Your goal: Go through the data below. List every line that holds the word "from".

Data extract:
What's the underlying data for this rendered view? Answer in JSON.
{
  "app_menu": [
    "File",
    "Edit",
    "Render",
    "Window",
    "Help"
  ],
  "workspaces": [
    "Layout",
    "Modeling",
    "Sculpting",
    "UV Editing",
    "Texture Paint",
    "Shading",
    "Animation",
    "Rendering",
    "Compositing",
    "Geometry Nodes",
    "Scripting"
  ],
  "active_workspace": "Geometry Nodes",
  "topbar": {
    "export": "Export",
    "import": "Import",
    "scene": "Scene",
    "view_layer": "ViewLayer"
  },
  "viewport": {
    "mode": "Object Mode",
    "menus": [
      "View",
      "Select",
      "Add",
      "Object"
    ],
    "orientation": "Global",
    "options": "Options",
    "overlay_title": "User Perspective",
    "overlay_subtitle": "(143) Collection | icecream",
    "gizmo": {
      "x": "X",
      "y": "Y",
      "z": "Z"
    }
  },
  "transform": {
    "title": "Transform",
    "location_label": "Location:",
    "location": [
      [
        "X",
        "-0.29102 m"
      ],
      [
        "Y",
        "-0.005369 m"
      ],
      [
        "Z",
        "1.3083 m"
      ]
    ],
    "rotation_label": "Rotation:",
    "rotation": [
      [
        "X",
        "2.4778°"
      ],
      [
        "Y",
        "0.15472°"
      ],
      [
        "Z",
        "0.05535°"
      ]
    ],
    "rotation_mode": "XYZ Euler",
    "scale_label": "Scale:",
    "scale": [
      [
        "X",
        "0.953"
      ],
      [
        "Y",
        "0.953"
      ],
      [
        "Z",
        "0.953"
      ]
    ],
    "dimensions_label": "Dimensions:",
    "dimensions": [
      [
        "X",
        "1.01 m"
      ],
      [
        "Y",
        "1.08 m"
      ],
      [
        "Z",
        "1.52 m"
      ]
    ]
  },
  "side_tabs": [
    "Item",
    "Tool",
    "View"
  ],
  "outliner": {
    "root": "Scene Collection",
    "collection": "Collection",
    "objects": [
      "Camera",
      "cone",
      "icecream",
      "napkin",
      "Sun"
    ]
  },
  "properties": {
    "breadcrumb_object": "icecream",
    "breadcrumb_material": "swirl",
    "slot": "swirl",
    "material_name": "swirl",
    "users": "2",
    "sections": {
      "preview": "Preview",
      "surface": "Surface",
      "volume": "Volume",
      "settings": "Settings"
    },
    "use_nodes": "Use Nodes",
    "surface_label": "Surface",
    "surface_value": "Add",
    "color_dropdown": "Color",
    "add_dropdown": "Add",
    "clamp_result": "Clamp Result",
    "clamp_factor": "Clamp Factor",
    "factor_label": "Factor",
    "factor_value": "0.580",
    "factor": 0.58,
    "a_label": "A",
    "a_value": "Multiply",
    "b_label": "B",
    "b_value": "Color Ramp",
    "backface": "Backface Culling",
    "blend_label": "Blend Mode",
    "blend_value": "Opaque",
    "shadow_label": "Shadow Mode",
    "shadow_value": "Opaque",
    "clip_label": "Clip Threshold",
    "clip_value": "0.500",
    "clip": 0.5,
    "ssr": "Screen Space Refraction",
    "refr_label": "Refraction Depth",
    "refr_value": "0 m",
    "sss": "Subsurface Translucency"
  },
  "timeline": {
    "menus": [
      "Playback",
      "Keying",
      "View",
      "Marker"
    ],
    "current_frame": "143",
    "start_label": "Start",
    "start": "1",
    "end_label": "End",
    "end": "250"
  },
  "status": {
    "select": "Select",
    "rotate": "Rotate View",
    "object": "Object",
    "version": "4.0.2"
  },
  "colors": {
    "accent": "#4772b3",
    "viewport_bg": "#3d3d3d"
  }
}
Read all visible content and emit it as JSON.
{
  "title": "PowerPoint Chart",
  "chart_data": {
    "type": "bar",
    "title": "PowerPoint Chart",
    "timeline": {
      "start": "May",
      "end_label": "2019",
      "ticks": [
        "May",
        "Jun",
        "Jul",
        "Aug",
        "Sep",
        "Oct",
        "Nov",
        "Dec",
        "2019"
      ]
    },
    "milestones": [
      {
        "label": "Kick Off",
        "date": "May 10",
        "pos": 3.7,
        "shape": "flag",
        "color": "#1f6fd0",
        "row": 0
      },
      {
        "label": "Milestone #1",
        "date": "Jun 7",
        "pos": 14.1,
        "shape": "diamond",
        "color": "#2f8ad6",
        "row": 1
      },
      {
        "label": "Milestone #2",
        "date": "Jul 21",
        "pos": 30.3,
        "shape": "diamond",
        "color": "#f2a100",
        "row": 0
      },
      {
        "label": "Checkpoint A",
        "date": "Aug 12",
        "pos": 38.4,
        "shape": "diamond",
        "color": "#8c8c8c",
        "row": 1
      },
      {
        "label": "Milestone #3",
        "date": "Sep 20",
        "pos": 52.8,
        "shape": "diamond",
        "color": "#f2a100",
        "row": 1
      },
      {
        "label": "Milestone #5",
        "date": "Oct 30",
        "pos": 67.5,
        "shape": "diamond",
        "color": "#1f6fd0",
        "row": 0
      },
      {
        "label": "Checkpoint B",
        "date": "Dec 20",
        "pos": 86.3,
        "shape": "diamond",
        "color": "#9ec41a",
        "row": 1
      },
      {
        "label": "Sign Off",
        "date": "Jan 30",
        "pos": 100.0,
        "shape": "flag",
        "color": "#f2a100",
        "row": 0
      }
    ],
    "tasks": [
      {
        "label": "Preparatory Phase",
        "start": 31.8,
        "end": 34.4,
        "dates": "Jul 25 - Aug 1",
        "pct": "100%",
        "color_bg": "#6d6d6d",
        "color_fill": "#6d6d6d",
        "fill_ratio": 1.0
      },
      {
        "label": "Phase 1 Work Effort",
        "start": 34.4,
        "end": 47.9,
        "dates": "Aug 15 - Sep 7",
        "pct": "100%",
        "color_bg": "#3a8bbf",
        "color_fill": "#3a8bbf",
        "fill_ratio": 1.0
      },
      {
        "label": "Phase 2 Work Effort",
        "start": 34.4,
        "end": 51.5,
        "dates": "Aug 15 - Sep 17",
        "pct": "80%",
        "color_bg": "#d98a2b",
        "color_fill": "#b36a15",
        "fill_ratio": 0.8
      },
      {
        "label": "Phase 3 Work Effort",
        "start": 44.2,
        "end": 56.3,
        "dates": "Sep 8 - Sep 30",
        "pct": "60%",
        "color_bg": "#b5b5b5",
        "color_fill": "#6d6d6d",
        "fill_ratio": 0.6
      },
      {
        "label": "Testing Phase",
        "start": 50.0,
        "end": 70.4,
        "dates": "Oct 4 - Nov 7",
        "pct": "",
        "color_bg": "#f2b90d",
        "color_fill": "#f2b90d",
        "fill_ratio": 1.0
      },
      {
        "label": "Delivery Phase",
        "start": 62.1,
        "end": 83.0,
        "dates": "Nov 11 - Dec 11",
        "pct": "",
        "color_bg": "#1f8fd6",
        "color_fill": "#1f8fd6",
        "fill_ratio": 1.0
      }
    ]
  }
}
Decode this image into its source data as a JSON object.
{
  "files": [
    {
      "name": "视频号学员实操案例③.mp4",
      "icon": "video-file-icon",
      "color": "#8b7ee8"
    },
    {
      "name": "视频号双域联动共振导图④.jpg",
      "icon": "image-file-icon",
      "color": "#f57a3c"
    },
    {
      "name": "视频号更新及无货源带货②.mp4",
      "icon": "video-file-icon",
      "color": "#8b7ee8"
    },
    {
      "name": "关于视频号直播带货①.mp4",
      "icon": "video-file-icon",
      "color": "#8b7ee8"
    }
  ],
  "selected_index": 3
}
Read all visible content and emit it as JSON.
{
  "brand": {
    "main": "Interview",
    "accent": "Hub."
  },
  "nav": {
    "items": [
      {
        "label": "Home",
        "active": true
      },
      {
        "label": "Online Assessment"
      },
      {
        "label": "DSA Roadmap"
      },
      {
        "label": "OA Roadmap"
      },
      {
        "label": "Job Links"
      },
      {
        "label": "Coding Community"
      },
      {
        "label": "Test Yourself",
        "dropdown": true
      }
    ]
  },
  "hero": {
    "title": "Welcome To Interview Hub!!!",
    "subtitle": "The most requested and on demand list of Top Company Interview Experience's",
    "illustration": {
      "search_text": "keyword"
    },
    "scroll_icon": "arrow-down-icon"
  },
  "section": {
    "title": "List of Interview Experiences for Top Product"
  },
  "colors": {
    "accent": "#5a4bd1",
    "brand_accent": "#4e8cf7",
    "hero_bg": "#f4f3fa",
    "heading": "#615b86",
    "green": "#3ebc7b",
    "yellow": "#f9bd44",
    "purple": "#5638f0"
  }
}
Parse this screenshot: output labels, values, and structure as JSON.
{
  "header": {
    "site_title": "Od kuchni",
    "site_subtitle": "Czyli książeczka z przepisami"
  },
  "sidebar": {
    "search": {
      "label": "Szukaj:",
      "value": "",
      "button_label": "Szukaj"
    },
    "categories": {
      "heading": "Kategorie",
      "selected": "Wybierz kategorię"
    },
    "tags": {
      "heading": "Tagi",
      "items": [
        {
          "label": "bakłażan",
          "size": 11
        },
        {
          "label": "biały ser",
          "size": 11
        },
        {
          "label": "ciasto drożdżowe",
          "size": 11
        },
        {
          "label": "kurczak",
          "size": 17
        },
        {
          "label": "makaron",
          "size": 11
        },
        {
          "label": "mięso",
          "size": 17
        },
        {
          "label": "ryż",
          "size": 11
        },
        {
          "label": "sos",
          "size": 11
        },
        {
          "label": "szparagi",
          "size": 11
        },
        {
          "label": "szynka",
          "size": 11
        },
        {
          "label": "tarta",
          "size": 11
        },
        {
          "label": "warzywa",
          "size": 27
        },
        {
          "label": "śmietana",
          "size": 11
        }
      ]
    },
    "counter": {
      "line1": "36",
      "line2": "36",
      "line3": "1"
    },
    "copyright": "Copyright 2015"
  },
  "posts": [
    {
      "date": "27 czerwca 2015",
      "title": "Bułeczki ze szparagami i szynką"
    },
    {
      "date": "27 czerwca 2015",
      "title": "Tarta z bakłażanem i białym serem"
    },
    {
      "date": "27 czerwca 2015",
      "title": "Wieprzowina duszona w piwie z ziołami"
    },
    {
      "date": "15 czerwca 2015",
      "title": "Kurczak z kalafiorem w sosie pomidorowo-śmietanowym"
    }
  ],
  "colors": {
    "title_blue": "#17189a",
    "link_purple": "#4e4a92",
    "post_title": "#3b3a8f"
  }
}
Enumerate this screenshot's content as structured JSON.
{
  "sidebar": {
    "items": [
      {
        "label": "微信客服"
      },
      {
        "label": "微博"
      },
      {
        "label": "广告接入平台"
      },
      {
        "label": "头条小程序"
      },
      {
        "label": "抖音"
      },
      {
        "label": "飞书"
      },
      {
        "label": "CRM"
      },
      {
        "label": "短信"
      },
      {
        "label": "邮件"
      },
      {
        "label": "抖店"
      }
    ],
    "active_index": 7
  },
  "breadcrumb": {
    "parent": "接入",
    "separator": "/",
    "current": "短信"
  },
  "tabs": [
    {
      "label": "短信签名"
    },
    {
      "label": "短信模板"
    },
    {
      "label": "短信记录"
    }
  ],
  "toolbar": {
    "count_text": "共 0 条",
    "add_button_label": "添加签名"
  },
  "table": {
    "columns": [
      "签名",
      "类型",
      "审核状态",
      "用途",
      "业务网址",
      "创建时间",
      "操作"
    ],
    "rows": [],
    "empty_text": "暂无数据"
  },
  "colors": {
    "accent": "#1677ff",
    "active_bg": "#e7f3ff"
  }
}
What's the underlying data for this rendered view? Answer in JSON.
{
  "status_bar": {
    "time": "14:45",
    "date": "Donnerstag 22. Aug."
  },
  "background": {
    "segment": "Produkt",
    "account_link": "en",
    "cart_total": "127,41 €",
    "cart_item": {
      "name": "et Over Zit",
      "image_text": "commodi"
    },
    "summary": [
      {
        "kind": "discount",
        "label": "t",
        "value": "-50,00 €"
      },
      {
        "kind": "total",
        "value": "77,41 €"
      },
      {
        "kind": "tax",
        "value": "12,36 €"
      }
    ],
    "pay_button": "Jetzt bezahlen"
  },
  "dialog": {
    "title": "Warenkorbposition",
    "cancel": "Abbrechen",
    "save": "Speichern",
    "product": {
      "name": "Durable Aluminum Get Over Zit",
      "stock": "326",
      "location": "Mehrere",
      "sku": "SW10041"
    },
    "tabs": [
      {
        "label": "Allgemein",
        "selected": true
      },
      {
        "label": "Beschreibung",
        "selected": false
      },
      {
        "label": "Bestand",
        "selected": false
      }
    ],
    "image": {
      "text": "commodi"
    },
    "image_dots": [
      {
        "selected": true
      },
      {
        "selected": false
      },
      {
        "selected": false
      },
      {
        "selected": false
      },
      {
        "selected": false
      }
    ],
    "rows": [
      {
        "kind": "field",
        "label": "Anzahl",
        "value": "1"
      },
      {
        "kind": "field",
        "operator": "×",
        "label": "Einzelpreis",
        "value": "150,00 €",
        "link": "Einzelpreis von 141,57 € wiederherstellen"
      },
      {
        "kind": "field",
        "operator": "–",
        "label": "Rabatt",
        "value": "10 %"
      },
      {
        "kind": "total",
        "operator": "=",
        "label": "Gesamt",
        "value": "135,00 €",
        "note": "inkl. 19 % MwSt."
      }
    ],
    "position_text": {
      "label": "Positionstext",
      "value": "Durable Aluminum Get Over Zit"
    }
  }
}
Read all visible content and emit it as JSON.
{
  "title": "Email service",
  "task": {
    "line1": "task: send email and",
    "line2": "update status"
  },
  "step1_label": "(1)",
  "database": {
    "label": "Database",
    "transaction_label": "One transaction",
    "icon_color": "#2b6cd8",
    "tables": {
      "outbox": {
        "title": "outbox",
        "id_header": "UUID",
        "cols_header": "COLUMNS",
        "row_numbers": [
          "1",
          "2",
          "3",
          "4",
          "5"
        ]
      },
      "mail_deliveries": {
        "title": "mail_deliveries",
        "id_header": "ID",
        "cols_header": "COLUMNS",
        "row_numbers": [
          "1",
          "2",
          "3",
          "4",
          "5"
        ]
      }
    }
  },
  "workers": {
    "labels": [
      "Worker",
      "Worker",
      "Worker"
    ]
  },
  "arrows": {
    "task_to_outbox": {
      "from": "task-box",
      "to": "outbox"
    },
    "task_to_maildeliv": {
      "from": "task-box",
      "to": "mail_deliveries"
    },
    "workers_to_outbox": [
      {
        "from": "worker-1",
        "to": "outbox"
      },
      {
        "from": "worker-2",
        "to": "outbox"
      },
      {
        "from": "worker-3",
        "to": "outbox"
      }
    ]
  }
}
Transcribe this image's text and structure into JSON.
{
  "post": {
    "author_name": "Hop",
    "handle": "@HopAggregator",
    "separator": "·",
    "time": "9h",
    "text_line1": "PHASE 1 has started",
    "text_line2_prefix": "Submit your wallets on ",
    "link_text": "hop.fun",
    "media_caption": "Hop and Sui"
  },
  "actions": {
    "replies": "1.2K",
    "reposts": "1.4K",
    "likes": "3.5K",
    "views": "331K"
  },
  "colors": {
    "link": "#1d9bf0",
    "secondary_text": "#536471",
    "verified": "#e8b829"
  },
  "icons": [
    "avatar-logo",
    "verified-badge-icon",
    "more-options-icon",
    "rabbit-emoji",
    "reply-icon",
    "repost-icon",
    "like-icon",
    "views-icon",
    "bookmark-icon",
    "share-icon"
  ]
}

Your response:
      "from": "task-box",
      "from": "task-box",
        "from": "worker-1",
        "from": "worker-2",
        "from": "worker-3",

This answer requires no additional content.